━━ Materials provided

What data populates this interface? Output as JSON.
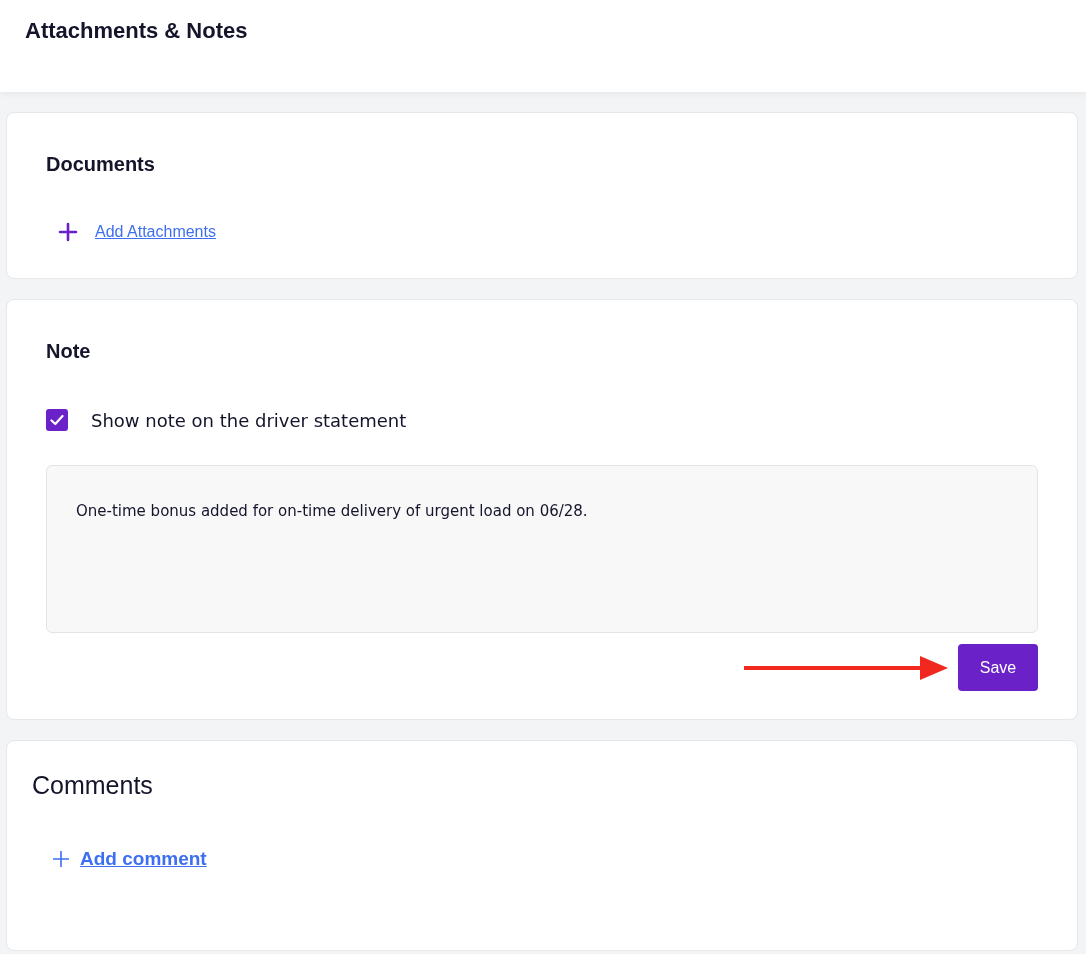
{
  "header": {
    "title": "Attachments & Notes"
  },
  "documents": {
    "title": "Documents",
    "add_link": "Add Attachments"
  },
  "note": {
    "title": "Note",
    "checkbox": {
      "label": "Show note on the driver statement",
      "checked": true
    },
    "text": "One-time bonus added for on-time delivery of urgent load on 06/28.",
    "save_button": "Save"
  },
  "comments": {
    "title": "Comments",
    "add_link": "Add comment"
  }
}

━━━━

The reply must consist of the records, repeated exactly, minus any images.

What data populates this interface? Output as JSON.
{
  "header": {
    "title": "Attachments & Notes"
  },
  "documents": {
    "title": "Documents",
    "add_link": "Add Attachments"
  },
  "note": {
    "title": "Note",
    "checkbox": {
      "label": "Show note on the driver statement",
      "checked": true
    },
    "text": "One-time bonus added for on-time delivery of urgent load on 06/28.",
    "save_button": "Save"
  },
  "comments": {
    "title": "Comments",
    "add_link": "Add comment"
  }
}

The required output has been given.